Talk about making our childhood dreams come true. Crayola, whom most of us left behind with our kindergarten years of scribbling on every available surface, is set to make a comeback in our adult lives in a major way – they just launched a brand-new makeup collection, and we can’t wait to get our hands on every piece.
Joining forces exclusively with ASOS, the iconic crayon brand is taking inspiration directly from its most well-loved products, and yesterday launched a full 58-piece collection of thick pencil-like, easy-to-apply cosmetics. In keeping with the original famous crayons, their cosmetics will too be highly pigmented and available in a variety of rich hues, evoking a sense of free play and creative imagination that take us all the way back to the sandbox.
The full collection ranges from lip and cheek crayons, highlighter sticks, eyeshadows, mascaras, palettes and brushes, which has us itching to go crazy with scribbles and exaggerated colours all over the place. In many ways, it’s a very natural jump – isn’t grown-up makeup is just a socially acceptable way of playing with colour and tone, providing the same creative outlet as crayons did in our youth?

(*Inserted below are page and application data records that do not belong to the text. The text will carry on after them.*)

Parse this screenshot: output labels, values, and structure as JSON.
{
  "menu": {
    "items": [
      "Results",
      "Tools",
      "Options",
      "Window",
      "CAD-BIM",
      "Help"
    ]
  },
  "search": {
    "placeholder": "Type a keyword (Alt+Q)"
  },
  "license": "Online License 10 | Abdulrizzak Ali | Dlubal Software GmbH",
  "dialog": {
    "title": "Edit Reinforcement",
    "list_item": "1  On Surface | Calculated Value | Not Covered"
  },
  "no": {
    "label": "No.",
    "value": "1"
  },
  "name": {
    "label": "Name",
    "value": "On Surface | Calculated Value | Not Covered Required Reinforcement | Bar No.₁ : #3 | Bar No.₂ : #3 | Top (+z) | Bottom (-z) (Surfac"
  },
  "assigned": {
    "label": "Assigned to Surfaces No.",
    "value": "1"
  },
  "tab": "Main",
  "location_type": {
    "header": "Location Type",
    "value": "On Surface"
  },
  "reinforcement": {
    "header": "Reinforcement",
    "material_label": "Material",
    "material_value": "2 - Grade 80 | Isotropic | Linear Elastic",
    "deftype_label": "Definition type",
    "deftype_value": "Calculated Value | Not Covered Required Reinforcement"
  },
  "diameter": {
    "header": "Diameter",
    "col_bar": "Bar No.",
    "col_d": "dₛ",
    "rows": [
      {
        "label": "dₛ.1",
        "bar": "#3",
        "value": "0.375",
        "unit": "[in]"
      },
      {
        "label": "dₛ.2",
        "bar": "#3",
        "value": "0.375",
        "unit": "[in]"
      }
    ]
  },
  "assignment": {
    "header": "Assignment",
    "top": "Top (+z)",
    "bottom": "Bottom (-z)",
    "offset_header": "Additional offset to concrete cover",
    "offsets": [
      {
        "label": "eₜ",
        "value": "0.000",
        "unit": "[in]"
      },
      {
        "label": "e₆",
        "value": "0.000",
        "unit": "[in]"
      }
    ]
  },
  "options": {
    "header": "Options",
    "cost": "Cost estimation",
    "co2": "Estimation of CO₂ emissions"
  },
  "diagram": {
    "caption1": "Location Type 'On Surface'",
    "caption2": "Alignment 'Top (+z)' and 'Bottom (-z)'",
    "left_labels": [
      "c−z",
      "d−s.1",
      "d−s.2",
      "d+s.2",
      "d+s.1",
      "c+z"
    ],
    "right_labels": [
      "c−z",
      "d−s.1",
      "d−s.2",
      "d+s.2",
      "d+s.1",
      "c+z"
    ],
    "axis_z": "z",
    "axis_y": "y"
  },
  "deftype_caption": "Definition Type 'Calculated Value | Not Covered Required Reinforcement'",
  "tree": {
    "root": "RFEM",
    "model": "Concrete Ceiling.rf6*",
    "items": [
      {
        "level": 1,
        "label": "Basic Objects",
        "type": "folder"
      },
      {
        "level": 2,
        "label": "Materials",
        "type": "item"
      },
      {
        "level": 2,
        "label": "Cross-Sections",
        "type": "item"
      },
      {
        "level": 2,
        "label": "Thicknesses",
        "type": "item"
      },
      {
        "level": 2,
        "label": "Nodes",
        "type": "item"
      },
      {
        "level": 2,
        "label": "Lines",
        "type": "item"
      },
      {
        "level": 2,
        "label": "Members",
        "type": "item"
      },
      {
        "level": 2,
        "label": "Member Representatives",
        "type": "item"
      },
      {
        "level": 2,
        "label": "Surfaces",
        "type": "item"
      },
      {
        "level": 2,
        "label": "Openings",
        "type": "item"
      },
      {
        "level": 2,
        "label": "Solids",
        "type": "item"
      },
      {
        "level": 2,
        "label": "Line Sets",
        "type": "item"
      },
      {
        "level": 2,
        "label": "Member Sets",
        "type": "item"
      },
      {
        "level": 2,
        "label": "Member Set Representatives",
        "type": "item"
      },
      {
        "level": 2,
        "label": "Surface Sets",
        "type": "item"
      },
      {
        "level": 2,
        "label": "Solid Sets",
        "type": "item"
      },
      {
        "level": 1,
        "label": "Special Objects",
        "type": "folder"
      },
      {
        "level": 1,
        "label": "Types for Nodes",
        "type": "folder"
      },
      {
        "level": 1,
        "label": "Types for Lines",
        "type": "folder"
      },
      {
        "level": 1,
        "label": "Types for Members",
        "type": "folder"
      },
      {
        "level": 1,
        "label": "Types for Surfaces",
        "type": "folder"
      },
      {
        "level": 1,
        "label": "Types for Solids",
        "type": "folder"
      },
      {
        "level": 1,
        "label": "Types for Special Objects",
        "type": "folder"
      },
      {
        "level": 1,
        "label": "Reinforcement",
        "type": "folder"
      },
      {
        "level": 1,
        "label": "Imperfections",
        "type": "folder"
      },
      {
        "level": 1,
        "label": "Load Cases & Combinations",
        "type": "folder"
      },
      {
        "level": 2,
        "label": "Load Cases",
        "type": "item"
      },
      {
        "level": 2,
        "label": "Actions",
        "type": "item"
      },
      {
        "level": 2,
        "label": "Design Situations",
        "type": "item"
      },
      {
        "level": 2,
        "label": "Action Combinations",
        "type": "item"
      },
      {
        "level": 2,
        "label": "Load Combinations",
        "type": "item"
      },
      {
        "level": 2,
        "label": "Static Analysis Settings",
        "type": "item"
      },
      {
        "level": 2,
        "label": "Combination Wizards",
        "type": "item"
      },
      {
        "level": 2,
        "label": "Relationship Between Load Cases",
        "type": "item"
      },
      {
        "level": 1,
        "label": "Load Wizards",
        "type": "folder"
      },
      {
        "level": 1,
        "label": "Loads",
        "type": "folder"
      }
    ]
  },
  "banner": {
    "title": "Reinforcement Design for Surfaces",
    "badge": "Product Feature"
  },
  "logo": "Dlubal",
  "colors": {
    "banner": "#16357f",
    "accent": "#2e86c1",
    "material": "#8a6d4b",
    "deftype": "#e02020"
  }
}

The collection features 95 shades of vegan, cruelty-free shades to experiment with and encourages colour blocking galore. Price point isn’t too bad, with lip crayons starting at $19 and the brush and pencil case coming in as the highest priced item at $52. Oh, the possibilities.
There’s also a huge focus on inclusivity, ie. it’s marketed to everyone, to use however they please, an ethos which comes through in the marketing:
Given how natural a step it seems, you may be wondering what took them so long, but it’s not Crayola’s first foray into the world of beauty – last year they teamed up with Clinique to release a collection of chubby crayon-like lipsticks, and recently unveiled their nail polish collab with Sally Hansen. So, they know a thing or two about pushing people’s creative and beauty buttons.
In the meantime, you can find us playing with our new toys — sorry, products — in the bathroom. We’ll just try not to scribble all over the mirror.